It appears likely that more intimate events will remain popular in the first half of the year, such as the VIP dinners hosted by Italian automaker Lamborghini last summer.
For events that are traditionally more consumer-facing, digital platforms will still be key.
In the fall, international horse racing event the Breeders’ Cup unveiled a multi-faceted digital program, demonstrating how luxury brands may continue to virtually engage consumers as sporting events take place without live spectators (see story).
Meanwhile, global art platform Artsy was the exclusive partner for several online-only 2020 editions of art fairs, including Art Cologne, Cologne Fine Art & Design and LE PARI(S).
It is only a matter of time, however, before crowds return to in-person experiences.
“I think the idea that normalcy is out of reach may be a bit extreme,” said Claude Zdanow, CEO of Stadiumred Group, Los Angeles. “We are already seeing a big shift in many markets towards a return to normal along with socially-distant events occurring."
“Going forward luxury brands who are reliant on in-person experiences will start to see them come back, and I believe quicker than expected,” he said. “They are just going to start smaller and be even more intimate but will likely scale as we get to summer and into the end of the year."
“I would expect many brands will be planning, if they have not already begun, on making big splashes in Q4 of 2021.”

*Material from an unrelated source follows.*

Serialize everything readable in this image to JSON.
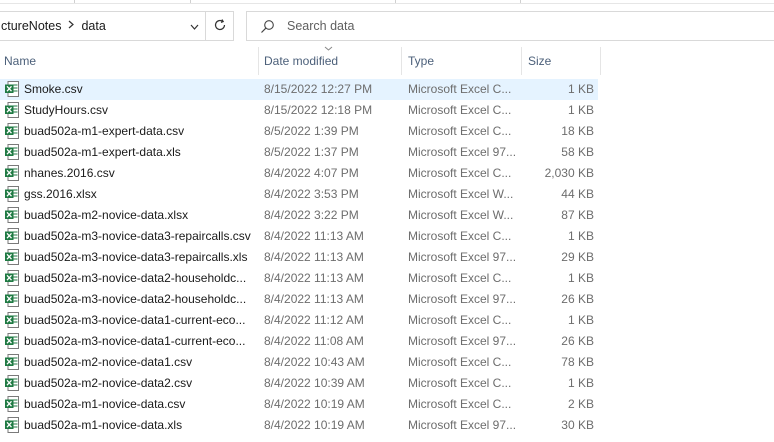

This article has been published with permission from Luxury Daily. Adapted for clarity and style.
Cover Image: Chanel's Haute Couture Spring/Summer 2021 show.